The Death on the High Seas Act is a set of maritime laws that provides compensation for family members of seamen killed in international waters.

Under the Death on the High Seas Act (DOHSA), survivors of a seaman, who is killed at least three miles off US waters due to negligence, may be eligible for compensation. However, there are certain restrictions. Only certain members of the family are eligible for compensation. These include the spouse of the seaman, children, and dependent relatives.

Additionally, for survivors to be eligible for compensation, the death must have occurred due to the negligence of the vessel owner, crewmembers or other parties. In 2000, the Death on the High Seas Act was amended to include deaths that occur as a result of plane crashes at least 12 nautical miles off the US coastline.

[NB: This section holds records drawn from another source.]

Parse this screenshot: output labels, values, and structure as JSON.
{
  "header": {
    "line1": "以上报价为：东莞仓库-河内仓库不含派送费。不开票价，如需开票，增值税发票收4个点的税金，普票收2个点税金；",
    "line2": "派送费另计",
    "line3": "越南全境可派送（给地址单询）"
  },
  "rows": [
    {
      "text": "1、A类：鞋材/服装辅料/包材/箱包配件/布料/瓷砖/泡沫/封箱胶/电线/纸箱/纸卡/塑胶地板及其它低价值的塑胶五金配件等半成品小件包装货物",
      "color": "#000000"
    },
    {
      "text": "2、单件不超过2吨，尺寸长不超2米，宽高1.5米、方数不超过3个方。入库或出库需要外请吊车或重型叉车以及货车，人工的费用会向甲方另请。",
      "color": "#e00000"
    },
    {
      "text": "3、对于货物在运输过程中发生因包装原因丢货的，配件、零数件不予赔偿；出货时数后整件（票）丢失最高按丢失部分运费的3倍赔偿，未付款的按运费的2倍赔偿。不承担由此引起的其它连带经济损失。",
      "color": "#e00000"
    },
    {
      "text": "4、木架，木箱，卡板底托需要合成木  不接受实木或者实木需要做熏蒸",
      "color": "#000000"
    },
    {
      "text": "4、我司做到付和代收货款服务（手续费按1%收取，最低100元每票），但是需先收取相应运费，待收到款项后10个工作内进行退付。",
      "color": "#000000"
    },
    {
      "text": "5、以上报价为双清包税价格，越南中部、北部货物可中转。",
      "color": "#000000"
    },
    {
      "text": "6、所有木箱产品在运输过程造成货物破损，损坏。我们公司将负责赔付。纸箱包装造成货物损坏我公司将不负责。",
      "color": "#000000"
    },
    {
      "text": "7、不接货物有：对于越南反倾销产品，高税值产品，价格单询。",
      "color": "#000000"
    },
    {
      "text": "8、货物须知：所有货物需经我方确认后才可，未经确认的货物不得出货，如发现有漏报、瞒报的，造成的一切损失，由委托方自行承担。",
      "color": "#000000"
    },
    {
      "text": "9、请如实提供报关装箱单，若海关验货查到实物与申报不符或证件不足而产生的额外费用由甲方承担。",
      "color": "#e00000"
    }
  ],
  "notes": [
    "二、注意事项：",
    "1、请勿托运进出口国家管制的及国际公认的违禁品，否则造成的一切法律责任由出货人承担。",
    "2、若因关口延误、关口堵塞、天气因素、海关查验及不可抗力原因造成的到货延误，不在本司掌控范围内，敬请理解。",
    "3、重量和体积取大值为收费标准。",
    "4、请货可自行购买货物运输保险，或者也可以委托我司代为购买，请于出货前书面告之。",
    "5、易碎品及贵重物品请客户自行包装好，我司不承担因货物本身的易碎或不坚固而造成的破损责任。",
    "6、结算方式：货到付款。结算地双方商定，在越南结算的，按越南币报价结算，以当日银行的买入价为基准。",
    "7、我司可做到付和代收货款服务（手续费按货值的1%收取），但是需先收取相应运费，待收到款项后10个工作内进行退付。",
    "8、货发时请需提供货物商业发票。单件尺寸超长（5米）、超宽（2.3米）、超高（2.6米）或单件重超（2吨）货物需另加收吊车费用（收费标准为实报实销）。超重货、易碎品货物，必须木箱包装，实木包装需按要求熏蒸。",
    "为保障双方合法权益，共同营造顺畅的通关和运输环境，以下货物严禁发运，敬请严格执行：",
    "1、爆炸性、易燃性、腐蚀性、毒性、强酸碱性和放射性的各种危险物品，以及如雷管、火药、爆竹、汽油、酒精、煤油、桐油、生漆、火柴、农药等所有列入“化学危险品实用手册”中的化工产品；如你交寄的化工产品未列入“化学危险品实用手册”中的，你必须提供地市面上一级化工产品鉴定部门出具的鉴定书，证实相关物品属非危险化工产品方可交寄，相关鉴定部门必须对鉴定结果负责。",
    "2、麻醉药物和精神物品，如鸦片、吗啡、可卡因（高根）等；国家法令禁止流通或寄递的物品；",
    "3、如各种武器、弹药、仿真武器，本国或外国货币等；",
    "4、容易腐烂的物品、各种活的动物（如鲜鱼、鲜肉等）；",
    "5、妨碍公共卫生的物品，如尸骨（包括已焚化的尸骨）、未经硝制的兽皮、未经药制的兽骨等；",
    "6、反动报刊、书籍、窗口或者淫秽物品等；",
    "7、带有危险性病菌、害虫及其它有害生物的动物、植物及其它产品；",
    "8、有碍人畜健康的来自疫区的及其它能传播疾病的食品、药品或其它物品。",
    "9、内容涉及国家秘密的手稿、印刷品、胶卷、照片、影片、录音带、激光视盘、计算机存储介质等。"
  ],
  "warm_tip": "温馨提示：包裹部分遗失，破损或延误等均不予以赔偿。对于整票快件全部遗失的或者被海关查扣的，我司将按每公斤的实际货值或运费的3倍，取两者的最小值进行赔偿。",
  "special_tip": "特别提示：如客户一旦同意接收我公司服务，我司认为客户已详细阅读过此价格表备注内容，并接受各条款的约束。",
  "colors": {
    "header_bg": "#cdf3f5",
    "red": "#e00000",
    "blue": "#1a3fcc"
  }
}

The Death on the High Seas Act provides mainly for financial or compensatory damages. Compensatory damages can include medical expenses that were incurred before the death, funeral and burial expenses, and loss of financial support. In some cases, survivors may also be eligible for emotional or non-compensatory damages. However, the Death on the High Seas Act does not allow for compensation for loss of affection, support, and companionship.

Spouses may also claim loss of household services provided by the seaman. These include the value of the services that the seaman would have provided had he lived, including help in raising the children, and help in running the household.

The international maritime lawyers at Schechter, Shaffer & Harris, L.L.P., Accident & Injury Lawyers represent families of seamen who have been killed in international waters and are eligible for compensation under DOHSA.